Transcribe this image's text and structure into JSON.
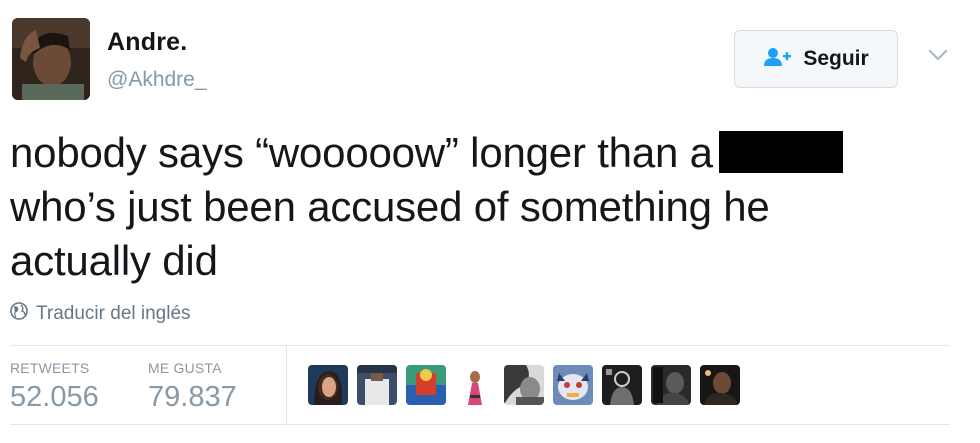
{
  "user": {
    "display_name": "Andre.",
    "screen_name": "@Akhdre_"
  },
  "follow_button": {
    "label": "Seguir",
    "icon": "add-user-icon"
  },
  "menu": {
    "icon": "chevron-down-icon"
  },
  "tweet": {
    "line1": "nobody says “wooooow” longer than a",
    "line2": "who’s just been accused of something he",
    "line3": "actually did"
  },
  "translate": {
    "label": "Traducir del inglés",
    "icon": "globe-icon"
  },
  "stats": {
    "retweets_label": "RETWEETS",
    "retweets_value": "52.056",
    "likes_label": "ME GUSTA",
    "likes_value": "79.837"
  },
  "likers": {
    "count": 9
  },
  "colors": {
    "text": "#14171a",
    "muted": "#8899a6",
    "accent": "#1da1f2",
    "button_bg": "#f5f8fa",
    "border": "#e1e8ed"
  }
}
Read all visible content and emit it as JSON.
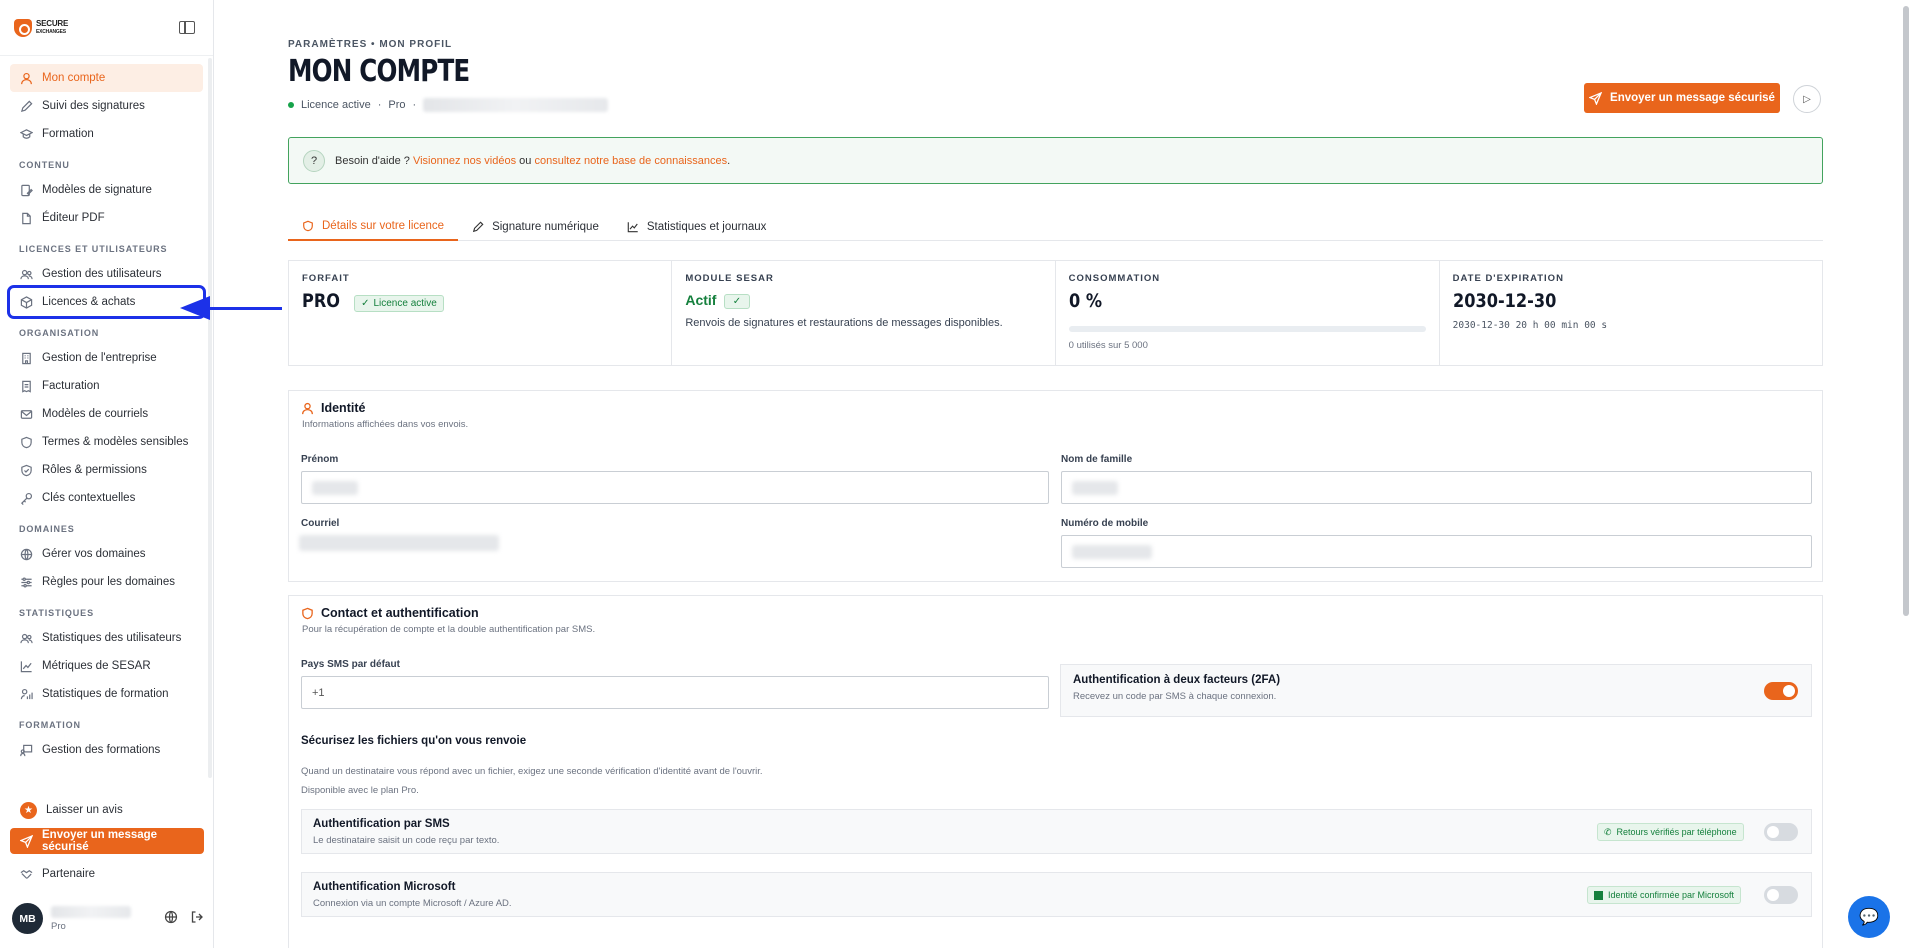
{
  "sidebar": {
    "logo_text_top": "SECURE",
    "logo_text_bottom": "EXCHANGES",
    "top_items": [
      {
        "label": "Mon compte"
      },
      {
        "label": "Suivi des signatures"
      },
      {
        "label": "Formation"
      }
    ],
    "sections": {
      "contenu": "CONTENU",
      "licences": "LICENCES ET UTILISATEURS",
      "organisation": "ORGANISATION",
      "domaines": "DOMAINES",
      "statistiques": "STATISTIQUES",
      "formation": "FORMATION"
    },
    "contenu_items": [
      {
        "label": "Modèles de signature"
      },
      {
        "label": "Éditeur PDF"
      }
    ],
    "licences_items": [
      {
        "label": "Gestion des utilisateurs"
      },
      {
        "label": "Licences & achats"
      }
    ],
    "organisation_items": [
      {
        "label": "Gestion de l'entreprise"
      },
      {
        "label": "Facturation"
      },
      {
        "label": "Modèles de courriels"
      },
      {
        "label": "Termes & modèles sensibles"
      },
      {
        "label": "Rôles & permissions"
      },
      {
        "label": "Clés contextuelles"
      }
    ],
    "domaines_items": [
      {
        "label": "Gérer vos domaines"
      },
      {
        "label": "Règles pour les domaines"
      }
    ],
    "statistiques_items": [
      {
        "label": "Statistiques des utilisateurs"
      },
      {
        "label": "Métriques de SESAR"
      },
      {
        "label": "Statistiques de formation"
      }
    ],
    "formation_items": [
      {
        "label": "Gestion des formations"
      }
    ],
    "bottom": {
      "review": "Laisser un avis",
      "send": "Envoyer un message sécurisé",
      "partner": "Partenaire"
    },
    "user": {
      "initials": "MB",
      "plan": "Pro"
    }
  },
  "header": {
    "breadcrumb": "PARAMÈTRES • MON PROFIL",
    "title": "MON COMPTE",
    "license_status": "Licence active",
    "separator": "·",
    "plan": "Pro",
    "send_button": "Envoyer un message sécurisé"
  },
  "help": {
    "prefix": "Besoin d'aide ?",
    "videos_link": "Visionnez nos vidéos",
    "middle": "ou",
    "kb_link": "consultez notre base de connaissances",
    "suffix": "."
  },
  "tabs": [
    {
      "label": "Détails sur votre licence"
    },
    {
      "label": "Signature numérique"
    },
    {
      "label": "Statistiques et journaux"
    }
  ],
  "stats": {
    "forfait_label": "FORFAIT",
    "forfait_value": "PRO",
    "forfait_badge": "Licence active",
    "sesar_label": "MODULE SESAR",
    "sesar_value": "Actif",
    "sesar_text": "Renvois de signatures et restaurations de messages disponibles.",
    "conso_label": "CONSOMMATION",
    "conso_value": "0 %",
    "conso_progress": 0,
    "conso_text": "0 utilisés sur 5 000",
    "exp_label": "DATE D'EXPIRATION",
    "exp_value": "2030-12-30",
    "exp_countdown": "2030-12-30 20 h 00 min 00 s"
  },
  "identity": {
    "title": "Identité",
    "subtitle": "Informations affichées dans vos envois.",
    "firstname_label": "Prénom",
    "lastname_label": "Nom de famille",
    "email_label": "Courriel",
    "mobile_label": "Numéro de mobile"
  },
  "contact": {
    "title": "Contact et authentification",
    "subtitle": "Pour la récupération de compte et la double authentification par SMS.",
    "sms_country_label": "Pays SMS par défaut",
    "sms_country_value": "+1",
    "twofa_title": "Authentification à deux facteurs (2FA)",
    "twofa_sub": "Recevez un code par SMS à chaque connexion.",
    "twofa_enabled": true,
    "secure_files_title": "Sécurisez les fichiers qu'on vous renvoie",
    "secure_files_text": "Quand un destinataire vous répond avec un fichier, exigez une seconde vérification d'identité avant de l'ouvrir.",
    "secure_files_plan": "Disponible avec le plan Pro.",
    "sms_auth_title": "Authentification par SMS",
    "sms_auth_sub": "Le destinataire saisit un code reçu par texto.",
    "sms_auth_pill": "Retours vérifiés par téléphone",
    "ms_auth_title": "Authentification Microsoft",
    "ms_auth_sub": "Connexion via un compte Microsoft / Azure AD.",
    "ms_auth_pill": "Identité confirmée par Microsoft"
  },
  "colors": {
    "accent": "#e9651c",
    "annotation": "#1c31e8",
    "success": "#15803d"
  }
}
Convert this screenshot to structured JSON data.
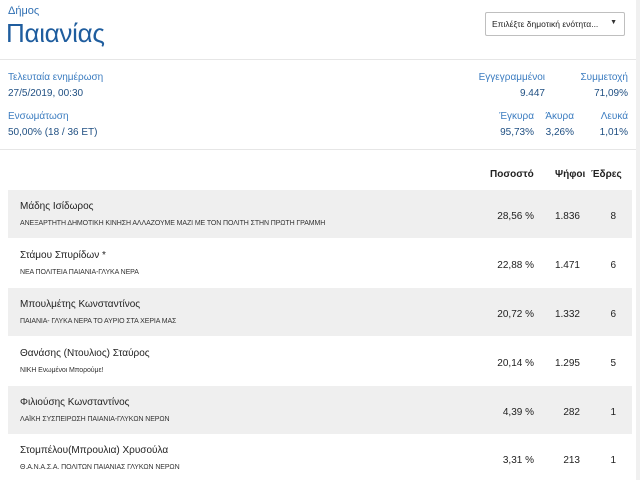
{
  "header": {
    "subtitle": "Δήμος",
    "title": "Παιανίας",
    "select_placeholder": "Επιλέξτε δημοτική ενότητα..."
  },
  "info": {
    "updated_label": "Τελευταία ενημέρωση",
    "updated_value": "27/5/2019, 00:30",
    "integration_label": "Ενσωμάτωση",
    "integration_value": "50,00% (18 / 36 ΕΤ)",
    "registered_label": "Εγγεγραμμένοι",
    "registered_value": "9.447",
    "turnout_label": "Συμμετοχή",
    "turnout_value": "71,09%",
    "valid_label": "Έγκυρα",
    "valid_value": "95,73%",
    "invalid_label": "Άκυρα",
    "invalid_value": "3,26%",
    "blank_label": "Λευκά",
    "blank_value": "1,01%"
  },
  "table": {
    "headers": {
      "percent": "Ποσοστό",
      "votes": "Ψήφοι",
      "seats": "Έδρες"
    },
    "rows": [
      {
        "candidate": "Μάδης Ισίδωρος",
        "party": "ΑΝΕΞΑΡΤΗΤΗ ΔΗΜΟΤΙΚΗ ΚΙΝΗΣΗ ΑΛΛΑΖΟΥΜΕ ΜΑΖΙ ΜΕ ΤΟΝ ΠΟΛΙΤΗ ΣΤΗΝ ΠΡΩΤΗ ΓΡΑΜΜΗ",
        "percent": "28,56 %",
        "votes": "1.836",
        "seats": "8"
      },
      {
        "candidate": "Στάμου Σπυρίδων *",
        "party": "ΝΕΑ ΠΟΛΙΤΕΙΑ ΠΑΙΑΝΙΑ-ΓΛΥΚΑ ΝΕΡΑ",
        "percent": "22,88 %",
        "votes": "1.471",
        "seats": "6"
      },
      {
        "candidate": "Μπουλμέτης Κωνσταντίνος",
        "party": "ΠΑΙΑΝΙΑ- ΓΛΥΚΑ ΝΕΡΑ ΤΟ ΑΥΡΙΟ ΣΤΑ ΧΕΡΙΑ ΜΑΣ",
        "percent": "20,72 %",
        "votes": "1.332",
        "seats": "6"
      },
      {
        "candidate": "Θανάσης (Ντουλιος) Σταύρος",
        "party": "ΝΙΚΗ Ενωμένοι Μπορούμε!",
        "percent": "20,14 %",
        "votes": "1.295",
        "seats": "5"
      },
      {
        "candidate": "Φιλιούσης Κωνσταντίνος",
        "party": "ΛΑΪΚΗ ΣΥΣΠΕΙΡΩΣΗ ΠΑΙΑΝΙΑ-ΓΛΥΚΩΝ ΝΕΡΩΝ",
        "percent": "4,39 %",
        "votes": "282",
        "seats": "1"
      },
      {
        "candidate": "Στομπέλου(Μπρουλια) Χρυσούλα",
        "party": "Θ.Α.Ν.Α.Σ.Α. ΠΟΛΙΤΩΝ ΠΑΙΑΝΙΑΣ ΓΛΥΚΩΝ ΝΕΡΩΝ",
        "percent": "3,31 %",
        "votes": "213",
        "seats": "1"
      }
    ]
  }
}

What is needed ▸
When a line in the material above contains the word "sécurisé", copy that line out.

Response to the exercise ▸
      "send": "Envoyer un message sécurisé",
    "send_button": "Envoyer un message sécurisé"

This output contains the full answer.